*Given records:*
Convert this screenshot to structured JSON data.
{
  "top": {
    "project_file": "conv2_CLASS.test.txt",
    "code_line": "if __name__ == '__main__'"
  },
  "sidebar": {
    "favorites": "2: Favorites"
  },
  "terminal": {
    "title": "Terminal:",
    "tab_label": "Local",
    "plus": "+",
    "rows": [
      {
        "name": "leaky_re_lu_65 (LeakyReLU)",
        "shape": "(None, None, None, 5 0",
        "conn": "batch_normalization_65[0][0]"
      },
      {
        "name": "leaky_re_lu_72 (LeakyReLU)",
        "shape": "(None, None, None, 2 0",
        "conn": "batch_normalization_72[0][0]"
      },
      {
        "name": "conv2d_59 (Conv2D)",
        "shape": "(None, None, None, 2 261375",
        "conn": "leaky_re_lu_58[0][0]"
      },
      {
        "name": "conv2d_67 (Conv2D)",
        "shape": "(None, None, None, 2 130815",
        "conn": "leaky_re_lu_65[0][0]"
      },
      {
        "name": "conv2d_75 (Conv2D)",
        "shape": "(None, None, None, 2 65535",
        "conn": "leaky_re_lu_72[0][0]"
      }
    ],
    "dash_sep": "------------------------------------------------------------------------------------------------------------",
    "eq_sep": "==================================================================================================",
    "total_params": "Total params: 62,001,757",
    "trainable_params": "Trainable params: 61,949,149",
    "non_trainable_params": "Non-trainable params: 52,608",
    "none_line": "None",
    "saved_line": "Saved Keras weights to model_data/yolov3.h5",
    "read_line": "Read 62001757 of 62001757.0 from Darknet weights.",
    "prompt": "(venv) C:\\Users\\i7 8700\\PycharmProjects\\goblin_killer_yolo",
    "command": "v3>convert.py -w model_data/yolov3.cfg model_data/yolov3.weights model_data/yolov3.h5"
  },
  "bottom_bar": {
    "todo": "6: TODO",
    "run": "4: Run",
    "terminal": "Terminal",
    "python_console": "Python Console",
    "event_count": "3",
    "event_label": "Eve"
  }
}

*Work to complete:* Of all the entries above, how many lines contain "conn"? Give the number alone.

*Written solution:* 5